  • Clean your ducts regularly. Also clean under and behind your dryer regularly. Not only with this help prevent dryer fires, it will help your machine run more efficiently.
  • Be aware when drying material that may have come in contact with gasoline, cleaning chemicals or cooking oils. Consider washing these items twice and hanging to dry.
  • Dryers with a moisture sensor are the preferred safer model. When the dry-cycle is ended by a thermostat, the dryer may run longer than necessary. If you have a machine with a moisture sensor, be sure to clean the sensor regularly.

Remember that all mechanical elements of our homes require regular maintenance. Create a schedule for your home’s maintenance and stick to it to help keep your family safe and you home running efficiently. If you want additional peace of mind, don’t leave appliances running when you’re away from your home.

Spring Home Exterior Maintenance Checklist

We’re all itching to get outside: to clean up the mess winter left behind, work on our lawns and gardens and just to enjoy the outdoors.

Early spring is the perfect time to look for and repair damage that might have been done to your home over the long winter months.
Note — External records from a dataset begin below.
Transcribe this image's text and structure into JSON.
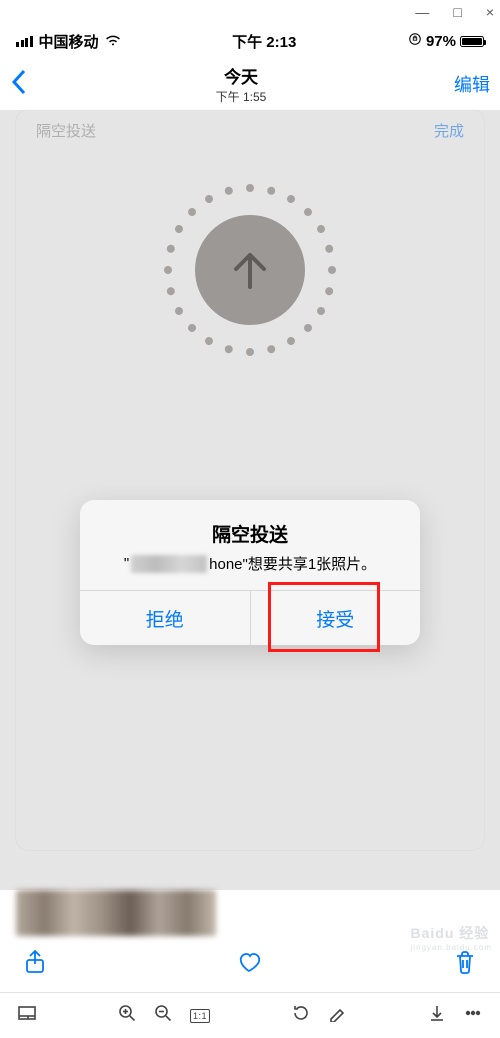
{
  "window": {
    "min": "—",
    "max": "□",
    "close": "×"
  },
  "status": {
    "carrier": "中国移动",
    "time": "下午 2:13",
    "battery": "97%"
  },
  "nav": {
    "title": "今天",
    "subtitle": "下午 1:55",
    "edit": "编辑"
  },
  "card_header": {
    "left": "隔空投送",
    "right": "完成"
  },
  "alert": {
    "title": "隔空投送",
    "msg_suffix": "hone\"想要共享1张照片。",
    "decline": "拒绝",
    "accept": "接受"
  },
  "watermark": {
    "brand": "Baidu 经验",
    "sub": "jingyan.baidu.com"
  }
}
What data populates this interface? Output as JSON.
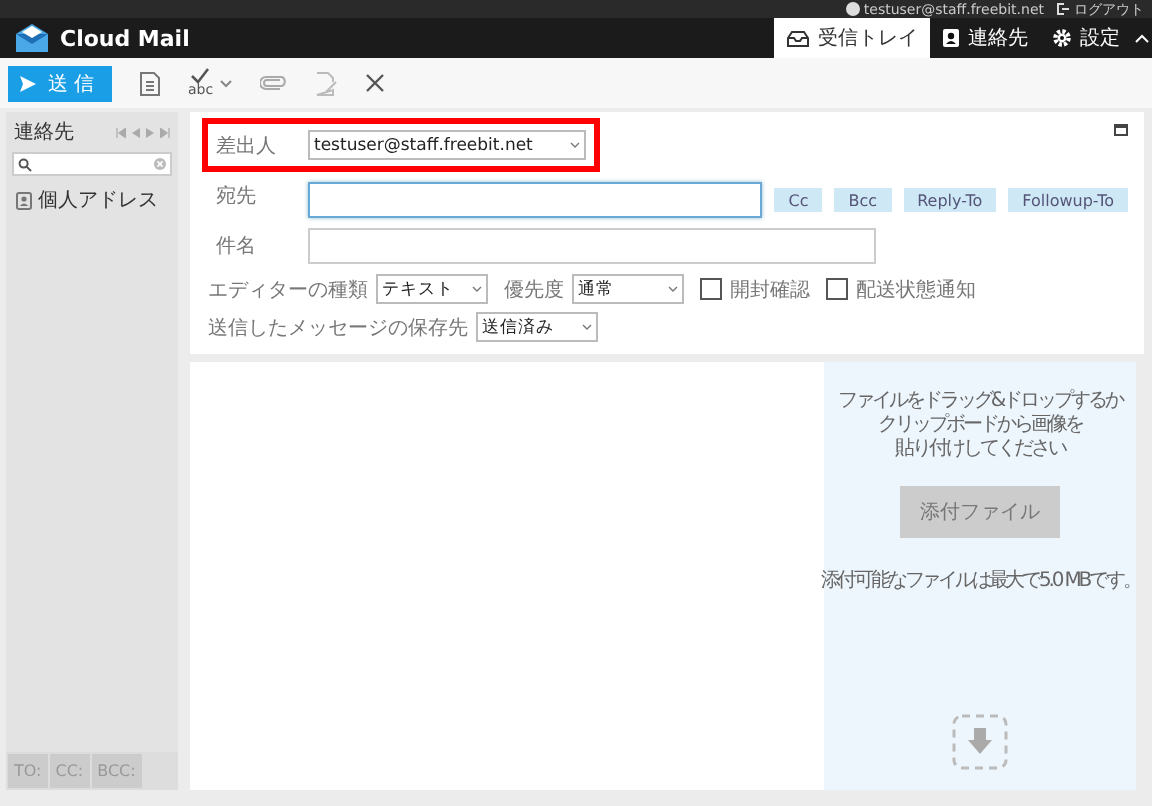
{
  "header": {
    "user": "testuser@staff.freebit.net",
    "logout": "ログアウト",
    "app_name": "Cloud Mail",
    "tabs": [
      {
        "label": "受信トレイ",
        "selected": true
      },
      {
        "label": "連絡先",
        "selected": false
      },
      {
        "label": "設定",
        "selected": false
      }
    ]
  },
  "toolbar": {
    "send": "送 信",
    "spellcheck_label": "abc"
  },
  "sidebar": {
    "title": "連絡先",
    "items": [
      {
        "label": "個人アドレス"
      }
    ],
    "bottom_buttons": [
      "TO:",
      "CC:",
      "BCC:"
    ]
  },
  "form": {
    "from": {
      "label": "差出人",
      "value": "testuser@staff.freebit.net",
      "highlighted": true
    },
    "to_label": "宛先",
    "subject_label": "件名",
    "address_buttons": [
      "Cc",
      "Bcc",
      "Reply-To",
      "Followup-To"
    ],
    "editor_label": "エディターの種類",
    "editor_value": "テキスト",
    "priority_label": "優先度",
    "priority_value": "通常",
    "checkboxes": [
      {
        "label": "開封確認",
        "checked": false
      },
      {
        "label": "配送状態通知",
        "checked": false
      }
    ],
    "save_label": "送信したメッセージの保存先",
    "save_value": "送信済み"
  },
  "attach": {
    "hint_lines": [
      "ファイルをドラッグ&ドロップするか",
      "クリップボードから画像を",
      "貼り付けしてください"
    ],
    "button": "添付ファイル",
    "limit": "添付可能なファイルは最大で5.0 MBです。"
  }
}
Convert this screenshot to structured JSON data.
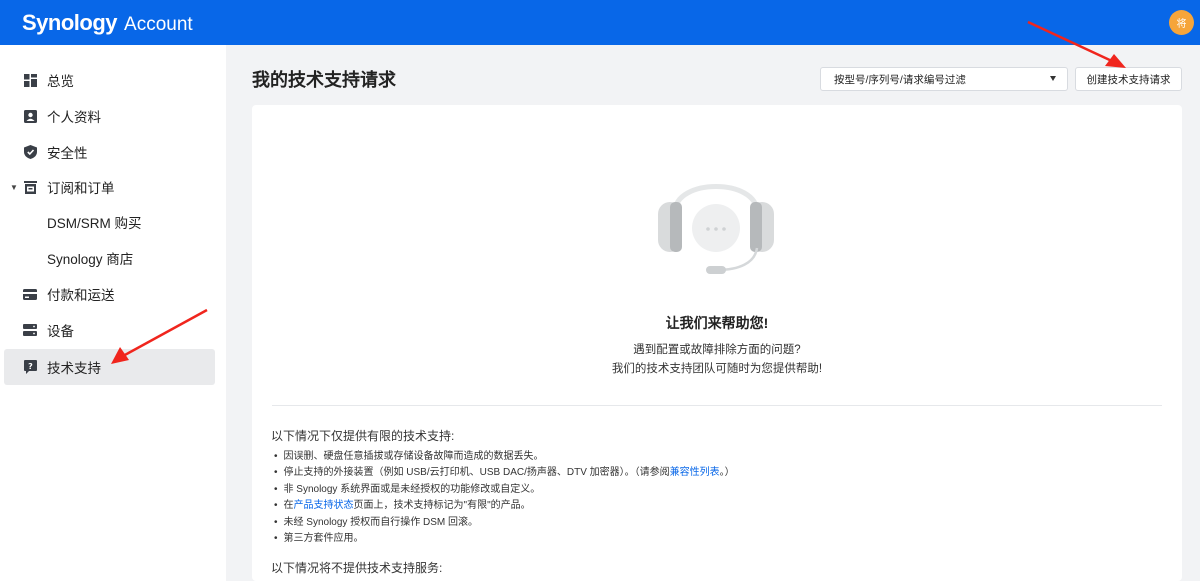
{
  "header": {
    "brand": "Synology",
    "product": "Account",
    "avatar_text": "将",
    "bar_color": "#0867e8"
  },
  "sidebar": {
    "items": [
      {
        "label": "总览",
        "icon": "dashboard-icon"
      },
      {
        "label": "个人资料",
        "icon": "profile-icon"
      },
      {
        "label": "安全性",
        "icon": "shield-icon"
      },
      {
        "label": "订阅和订单",
        "icon": "orders-icon",
        "expanded": true
      },
      {
        "label": "DSM/SRM 购买",
        "sub": true
      },
      {
        "label": "Synology 商店",
        "sub": true
      },
      {
        "label": "付款和运送",
        "icon": "credit-card-icon"
      },
      {
        "label": "设备",
        "icon": "device-icon"
      },
      {
        "label": "技术支持",
        "icon": "support-icon",
        "active": true
      }
    ]
  },
  "main": {
    "title": "我的技术支持请求",
    "filter_placeholder": "按型号/序列号/请求编号过滤",
    "create_button": "创建技术支持请求"
  },
  "help": {
    "title": "让我们来帮助您!",
    "line1": "遇到配置或故障排除方面的问题?",
    "line2": "我们的技术支持团队可随时为您提供帮助!"
  },
  "limited": {
    "heading": "以下情况下仅提供有限的技术支持:",
    "items": [
      "因误删、硬盘任意插拔或存储设备故障而造成的数据丢失。",
      {
        "before": "停止支持的外接装置（例如 USB/云打印机、USB DAC/扬声器、DTV 加密器）。（请参阅",
        "link": "兼容性列表",
        "after": "。）"
      },
      "非 Synology 系统界面或是未经授权的功能修改或自定义。",
      {
        "before": "在",
        "link": "产品支持状态",
        "after": "页面上，技术支持标记为\"有限\"的产品。"
      },
      "未经 Synology 授权而自行操作 DSM 回滚。",
      "第三方套件应用。"
    ]
  },
  "no_support": {
    "heading": "以下情况将不提供技术支持服务:"
  },
  "colors": {
    "accent": "#0867e8",
    "annotation_arrow": "#f0251d",
    "avatar": "#f6a53b"
  }
}
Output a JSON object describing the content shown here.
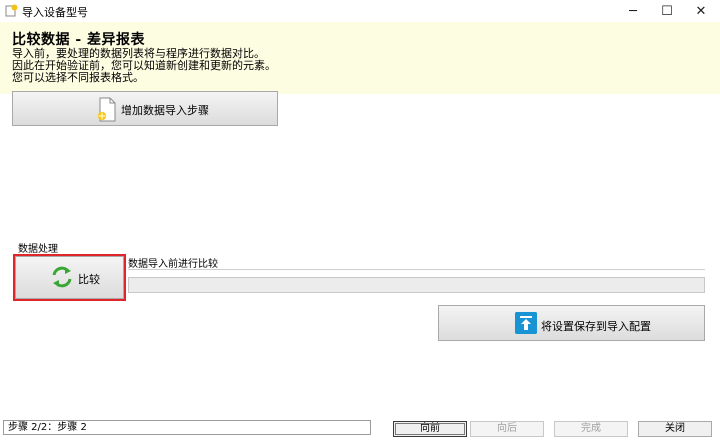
{
  "window": {
    "title": "导入设备型号",
    "minimize_symbol": "─",
    "maximize_symbol": "☐",
    "close_symbol": "✕"
  },
  "header": {
    "heading": "比较数据 - 差异报表",
    "lines": [
      "导入前，要处理的数据列表将与程序进行数据对比。",
      "因此在开始验证前，您可以知道新创建和更新的元素。",
      "您可以选择不同报表格式。"
    ]
  },
  "add_step_button": {
    "label": "增加数据导入步骤",
    "icon": "document-add-icon"
  },
  "data_processing": {
    "section_label": "数据处理",
    "compare_button": {
      "label": "比较",
      "icon": "refresh-arrows-icon",
      "icon_color": "#3aa635"
    },
    "status_text": "数据导入前进行比较"
  },
  "save_config_button": {
    "label": "将设置保存到导入配置",
    "icon": "upload-icon",
    "icon_color": "#1893d4"
  },
  "statusbar": {
    "text": "步骤 2/2：步骤 2"
  },
  "nav": {
    "prev": "向前",
    "next": "向后",
    "finish": "完成",
    "close": "关闭"
  },
  "colors": {
    "header_bg": "#fdfde2",
    "highlight": "#e0262b"
  }
}
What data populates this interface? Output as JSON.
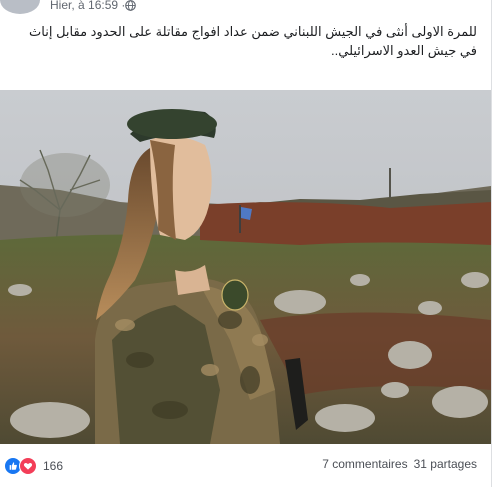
{
  "post": {
    "timestamp": "Hier, à 16:59 ·",
    "privacy_icon": "globe-icon",
    "text": "للمرة الاولى أنثى في الجيش اللبناني ضمن عداد افواج مقاتلة على الحدود مقابل إناث في جيش العدو الاسرائيلي..",
    "photo_icon": "soldier-photo"
  },
  "footer": {
    "reaction_icons": [
      "like-icon",
      "love-icon"
    ],
    "reaction_count": "166",
    "comments": "7 commentaires",
    "shares": "31 partages"
  },
  "colors": {
    "like_blue": "#1877f2",
    "love_red": "#f33e58",
    "meta_text": "#616770",
    "stats_text": "#4b4f56"
  }
}
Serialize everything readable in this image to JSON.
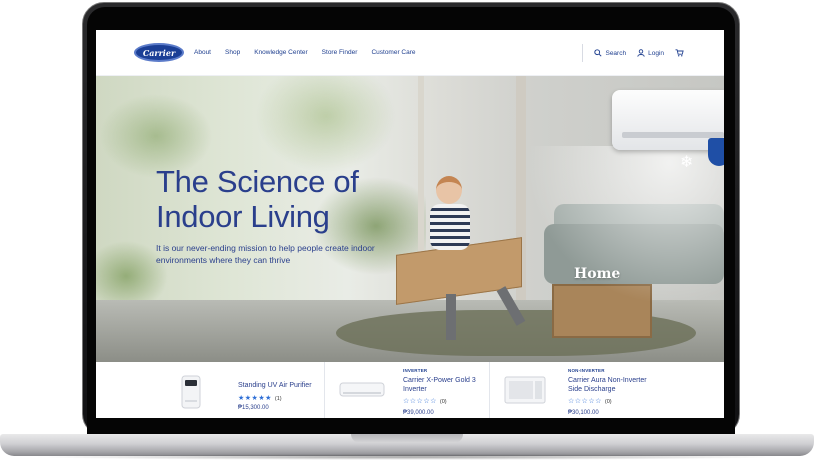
{
  "nav": {
    "logo_text": "Carrier",
    "links": [
      "About",
      "Shop",
      "Knowledge Center",
      "Store Finder",
      "Customer Care"
    ],
    "search_label": "Search",
    "login_label": "Login"
  },
  "hero": {
    "title_line1": "The Science of",
    "title_line2": "Indoor Living",
    "subtitle": "It is our never-ending mission to help people create indoor environments where they can thrive",
    "home_sign": "Home"
  },
  "products": [
    {
      "tag": "",
      "name": "Standing UV Air Purifier",
      "stars": "★★★★★",
      "count": "(1)",
      "price": "₱15,300.00"
    },
    {
      "tag": "INVERTER",
      "name": "Carrier X-Power Gold 3 Inverter",
      "stars": "☆☆☆☆☆",
      "count": "(0)",
      "price": "₱39,000.00"
    },
    {
      "tag": "NON-INVERTER",
      "name": "Carrier Aura Non-Inverter Side Discharge",
      "stars": "☆☆☆☆☆",
      "count": "(0)",
      "price": "₱30,100.00"
    }
  ],
  "colors": {
    "brand": "#1b3f96",
    "text_blue": "#2a3f8c",
    "star": "#2f6fd6"
  }
}
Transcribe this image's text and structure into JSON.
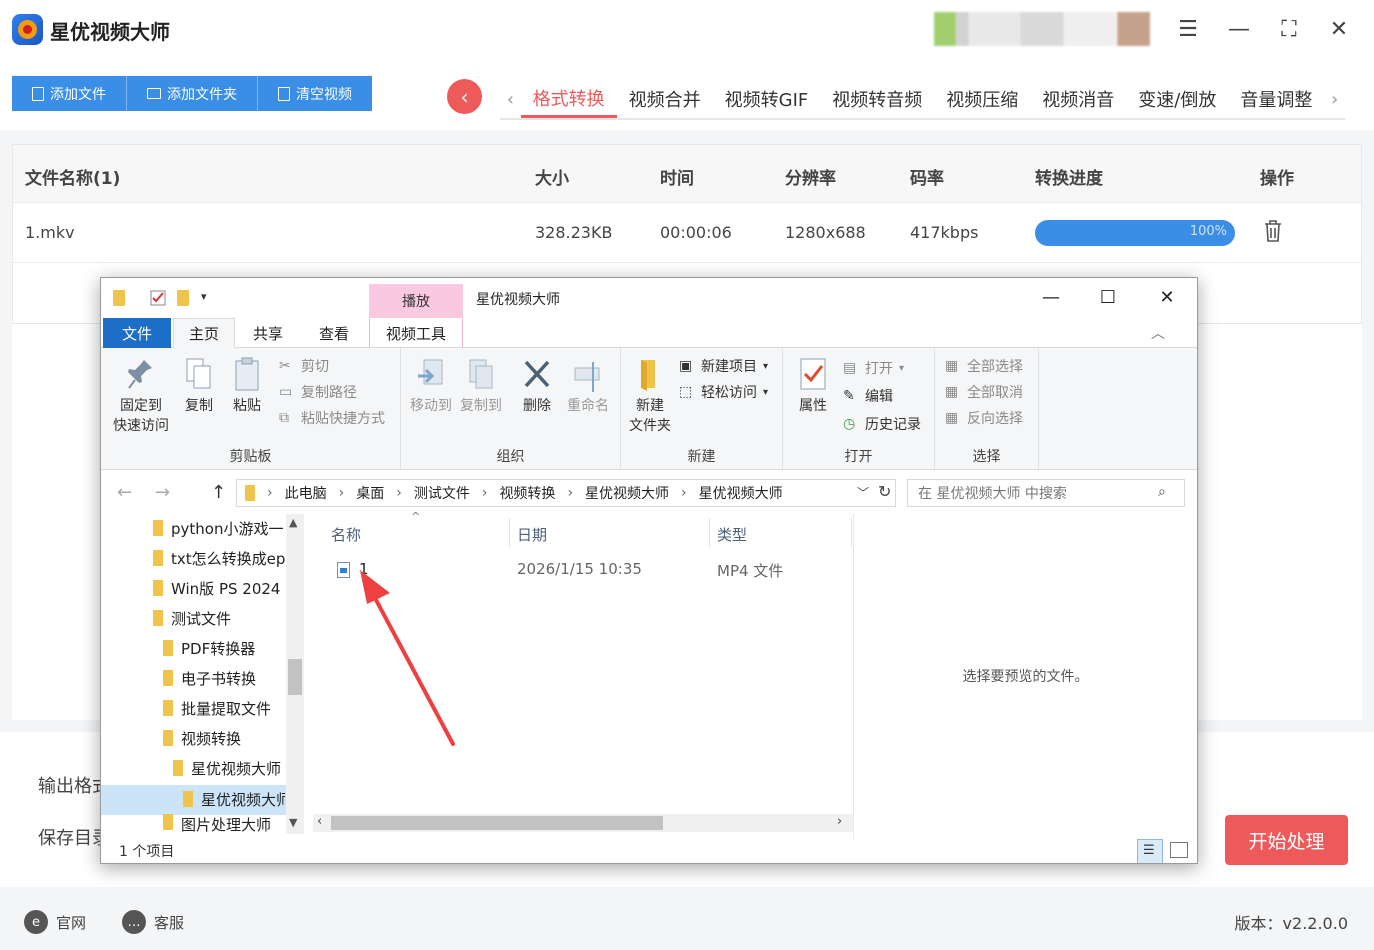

Here are some considerations.

Roof

⁏ Look for and replace any missing or worn shingles

⁏ Check that the seals around vents and chimneys are still impenetrable

⁏ Ensure that your eaves and downspouts are still straight, debris-free and are draining properly

Spring Exterior Home Maintenance Checklist Gibb InsuranceWindows and doors

⁏ Look for rotted or damaged wood around windows and doorframes – repair and replace as needed before the heavy spring rains come

⁏ Check that the caulking is in good shape and repair or replace if it has come loose or dried out over the winter

⁏ Look at your window and door screens for holes and repair as needed

Vents

⁏ Make sure that vents are well sealed and free of debris

Driveway, patio and decks

⁏ Check for signs of heaved patio blocks and pavers: repair and replace as necessary – they may be a tripping hazard.

⁏ Replaced any wood that appears rotted on decks and steps

⁏ Ensure that hand rails are still tightly affixed

Foundation

⁏ Check that downspouts are draining well away from your foundation

⁏ Look for low areas around your foundation where water might sit and add fill to these low areas

Although it might take some time to complete the spring checklist for the exterior of your home, being proactive about your home’s maintenance could save you huge hassles and thousands of dollars.